Of course, you may say, it is easy to say tgat when you already have a lot of experience and you alrey know how to use materials, and you would be quite right. You need to know how to use materials and tools before you can decide if they are right or not for you and your learners, and we all work in different ways, which also needs to be taken into consideration.

I am lucky in that I work in a university that provides classrooms with Internet access and projectors and I am free to use them or not, as I choose. I personally choose to use them a lot, because that is what has proved best for my learners.

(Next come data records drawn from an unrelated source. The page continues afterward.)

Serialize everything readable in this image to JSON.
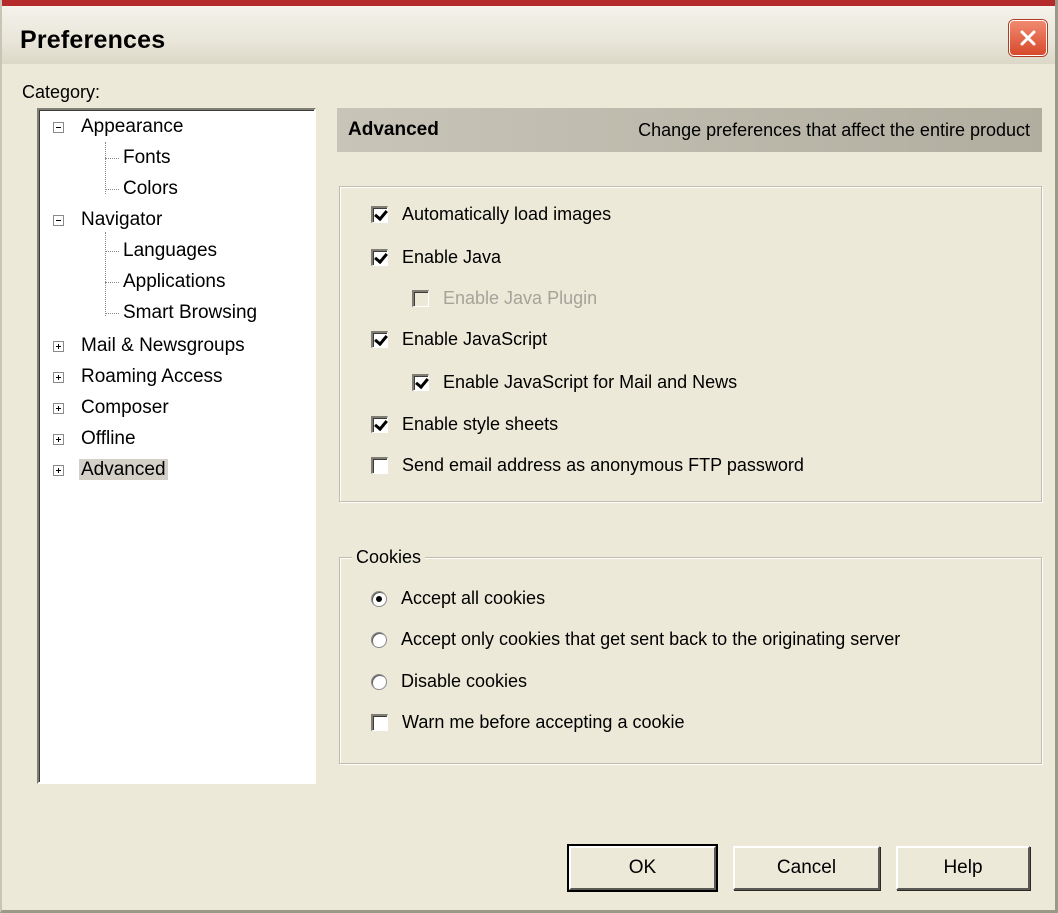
{
  "window": {
    "title": "Preferences"
  },
  "category_label": "Category:",
  "tree": [
    {
      "label": "Appearance",
      "expander": "minus"
    },
    {
      "label": "Fonts"
    },
    {
      "label": "Colors"
    },
    {
      "label": "Navigator",
      "expander": "minus"
    },
    {
      "label": "Languages"
    },
    {
      "label": "Applications"
    },
    {
      "label": "Smart Browsing"
    },
    {
      "label": "Mail & Newsgroups",
      "expander": "plus"
    },
    {
      "label": "Roaming Access",
      "expander": "plus"
    },
    {
      "label": "Composer",
      "expander": "plus"
    },
    {
      "label": "Offline",
      "expander": "plus"
    },
    {
      "label": "Advanced",
      "expander": "plus",
      "selected": true
    }
  ],
  "panel": {
    "title": "Advanced",
    "description": "Change preferences that affect the entire product"
  },
  "options": [
    {
      "label": "Automatically load images",
      "checked": true
    },
    {
      "label": "Enable Java",
      "checked": true
    },
    {
      "label": "Enable Java Plugin",
      "checked": false,
      "disabled": true
    },
    {
      "label": "Enable JavaScript",
      "checked": true
    },
    {
      "label": "Enable JavaScript for Mail and News",
      "checked": true
    },
    {
      "label": "Enable style sheets",
      "checked": true
    },
    {
      "label": "Send email address as anonymous FTP password",
      "checked": false
    }
  ],
  "cookies": {
    "legend": "Cookies",
    "radios": [
      {
        "label": "Accept all cookies",
        "selected": true
      },
      {
        "label": "Accept only cookies that get sent back to the originating server",
        "selected": false
      },
      {
        "label": "Disable cookies",
        "selected": false
      }
    ],
    "warn": {
      "label": "Warn me before accepting a cookie",
      "checked": false
    }
  },
  "buttons": {
    "ok": "OK",
    "cancel": "Cancel",
    "help": "Help"
  }
}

I have large classes ( sometimes more than a hundred students) and by providing blended learning (f2f and wiki support my wiki) If you look at the feedback page you’ll see that my learners like them too, ut not all of the students use the online component, and not all of my colleagues work in the same way. This does not mean that some are better than others, it simply means that we are different and we learn and teach in different ways.

I’m still not sure whether I understand what Dogme really is but it seems to me to reflect the way my leanguage teaching has grown over the years. To me it means listening to my learners and helping them to develop the language they need to express themselves in the way they want and need to as well as helping them to prepare for the high stakes exams they need to take.


Speaking as a Celta trainer, though, I have to add that I have some concerns too. I can see only too often how trainees become over reliant on their lesson plans, but this is natural since learning how to plan a lesson is actually quite a complex thing. I remember one Celta trainer who said to me in an aside one day “Well it’s hardly rocket science, is it?” This may have been a throw away comment uttered in a moment of irritation, but it made me think that actually no it is not rocket science. In a way it is even more complex.


When we plan lessons we need to keep so many variables in mind, learning strategies, anticipated problems, things we assume learners have already learned, learner needs, lesson pace etc. etc. the list goes on and on, so it is no surprise then that trainees find it hard to juggle all these things (which are often new to them as well) whilst also needing to have the expertise and knowledge to be able to answer the off the cuff questions that arise in the course of any lesson, whilst, of course giving clear instructions and checking comprehension… Oh yes, and they need to listen to the learners as well! In may experience ehen trainee teachers run out of time they scrap their fluency activities, which is a reflection of what in sime way must be communicating to them: fluency is not as important as “language presentation or skills work”. The conversation focused approach advocated by Dogme then is very appealing and I for one try to communicate the importance of fluency work to my trainees, suggesting that they plan it in as a major component of the lesson, not just an added on time filler at the end of the “real exercises”.

To be able to simply go into a classroom and help learners to develop their language competence in a way which is relevant to them, and which is also scaffolded and helpful is actually quite a complex thing too. My concern is that I have often seen trainees with little experience who are bombarded by questions from motivated learners. The teacher tries to answer all e questions, sometimes efficiently and sometimes not so, and occasionally gets sidètracked into his or her own memories or concerns ” telling tthem all a little story or anecdote”. The lesson loses any real direction and the time is not being optimised for the learners’ benefit.

To be able to decidee which questions to answer and how to develop the work in such a way as to make it useful and intersting for everyone needs experience. You as a teacher need to know what type of activities are available for you an how to help your learners with the areas they are having difficulty with. So, I would say yes, then, I am all in favour of traching unplugged…if you know how to do it, and to do that first of all you need to know how.